Radical hope comes to mind for me when spring arrives and life resurrects itself. How amazing is it that, against all odds, green shoots peek out and baby animals appear? What beauty there is in an Appalachian spring!
April 22 is the date we’ve officially celebrated Earth Day since 1970. Senator Gaylord Nelson founded a national day of observance, a day for “teach-ins” to bring attention to rising environmental issues.
He chose the birthdate of Sierra Club founder John Muir, the eccentric wandering naturalist and eloquent spokesman for wilderness preservation. Conveniently, Muir had a spring birthday.
Muir said, “When one tugs at a single thing in nature, he finds it attached to the rest of the world.” That is such a profound statement! As humans we are inextricably connected to Earth’s ecosystems and processes. We cannot survive without that interconnected web of existence.
And yet, we push the envelope.

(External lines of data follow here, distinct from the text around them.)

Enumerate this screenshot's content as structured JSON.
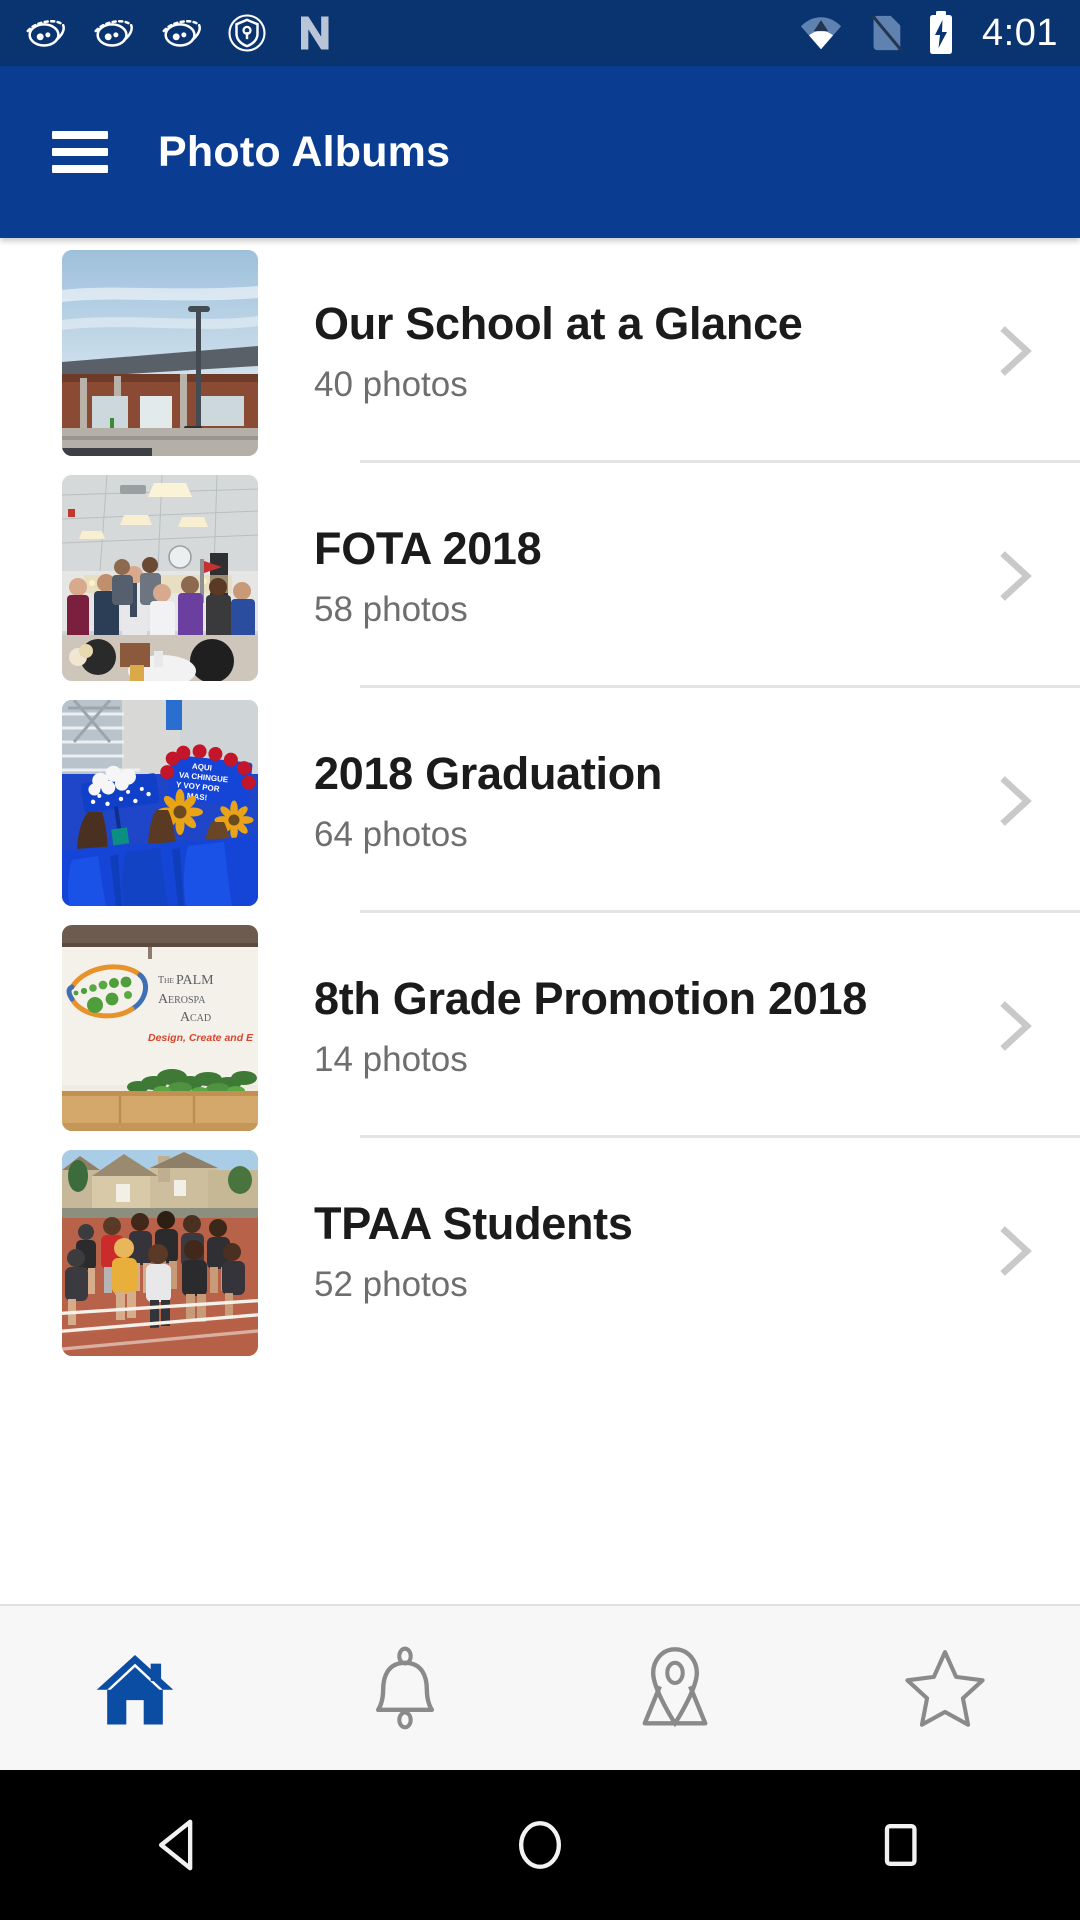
{
  "statusbar": {
    "time": "4:01",
    "left_icons": [
      {
        "name": "planet-notification-icon"
      },
      {
        "name": "planet-notification-icon"
      },
      {
        "name": "planet-notification-icon"
      },
      {
        "name": "shield-key-vpn-icon"
      },
      {
        "name": "nextdoor-n-logo-icon"
      }
    ],
    "right_icons": [
      {
        "name": "wifi-icon"
      },
      {
        "name": "no-sim-card-icon"
      },
      {
        "name": "battery-charging-icon"
      }
    ],
    "background_color": "#0a3470"
  },
  "appbar": {
    "menu_icon": "hamburger-menu-icon",
    "title": "Photo Albums",
    "background_color": "#0a3d91",
    "text_color": "#ffffff"
  },
  "albums": [
    {
      "title": "Our School at a Glance",
      "photo_count": "40 photos",
      "thumbnail": "school-building-exterior",
      "chevron": "chevron-right-icon"
    },
    {
      "title": "FOTA 2018",
      "photo_count": "58 photos",
      "thumbnail": "banquet-hall-group-photo",
      "chevron": "chevron-right-icon"
    },
    {
      "title": "2018 Graduation",
      "photo_count": "64 photos",
      "thumbnail": "decorated-graduation-caps",
      "chevron": "chevron-right-icon"
    },
    {
      "title": "8th Grade Promotion 2018",
      "photo_count": "14 photos",
      "thumbnail": "palmdale-aerospace-academy-banner",
      "chevron": "chevron-right-icon"
    },
    {
      "title": "TPAA Students",
      "photo_count": "52 photos",
      "thumbnail": "students-running-on-track",
      "chevron": "chevron-right-icon"
    }
  ],
  "tabbar": {
    "active_color": "#0a4da2",
    "inactive_color": "#8a8a8a",
    "tabs": [
      {
        "name": "home-tab",
        "icon": "home-icon",
        "active": true
      },
      {
        "name": "notifications-tab",
        "icon": "bell-icon",
        "active": false
      },
      {
        "name": "map-tab",
        "icon": "map-pin-icon",
        "active": false
      },
      {
        "name": "favorites-tab",
        "icon": "star-icon",
        "active": false
      }
    ]
  },
  "navbar": {
    "background_color": "#000000",
    "buttons": [
      {
        "name": "android-back-button",
        "icon": "triangle-back-icon"
      },
      {
        "name": "android-home-button",
        "icon": "circle-home-icon"
      },
      {
        "name": "android-recents-button",
        "icon": "square-recents-icon"
      }
    ]
  }
}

If we wish to continue our species on a resource-constrained planet, we cannot continue to crowd other animals and plants out of the way through human overpopulation and destruction of habitat. We cannot keep burning fossil fuels and splitting atoms for energy while poisoning air, water, and soil. We cannot preserve an economy based on ever-increasing, waste-filled product consumption.
It’s a time of change. Many have been in denial, but it’s slowly dawning on us that Earth is a giant ecosystem and that we are the ones who can imagine a meaningful future where our species coexists on a sustainable planet.
As climate disruption continues, we can assume our moral responsibility as rigorous protectors of life in all its forms. Both our mortality and planet mortality are at stake. It’s a matter of justice for all.
Last September, the People’s Climate Justice March drew around 400,000 people to New York City. In solidarity, marchers coalesced from all walks of life, including some Chattanoogans, carried ribbons and walked two miles to emphasize their Global Call for Action.
At the start, there was a minute of silence to honor those impacted by climate change and the fossil fuel industry. At the end of the march, there was a huge art piece symbolizing the tree of life with “branches” spreading out over the streets. Each marcher wrote on a ribbon what he or she stood to lose due to climate chaos and then tied it to the tree or exchanged it with a fellow marcher.
These are symbolic gestures, of course, but the Climate Ribbon arts ritual continues. In cities around the world, individuals are hanging ribbons and then holding events where one chooses a ribbon for wrist tying to wear as a reminder to reflect on what can be lost to climate chaos. (theclimateribbon.org)
Another initiative that grew from the People’s Climate March is Commit2Respond (commit2respond.org) encouraging people of faith and conscience to take action for climate justice. There is information about congregational and individual actions plus worship service materials as well as daily reflections during this Climate Justice Month.
It asks for commitment: What action would you take of your own to shift to a low-carbon future? How would you take action to advance human rights of communities affected by climate change? Could you participate in a local climate awareness activity or commit to supporting an educational or grassroots advocacy activity in your community? There are many other useful websites if one just Googles them.
As Earth Day 2015 approaches, take some time to s-l-o-w-l-y walk in nature. Pause and appreciate our beautiful support system. Really, when it comes right down to it, every day is Earth Day. What would your ribbon say?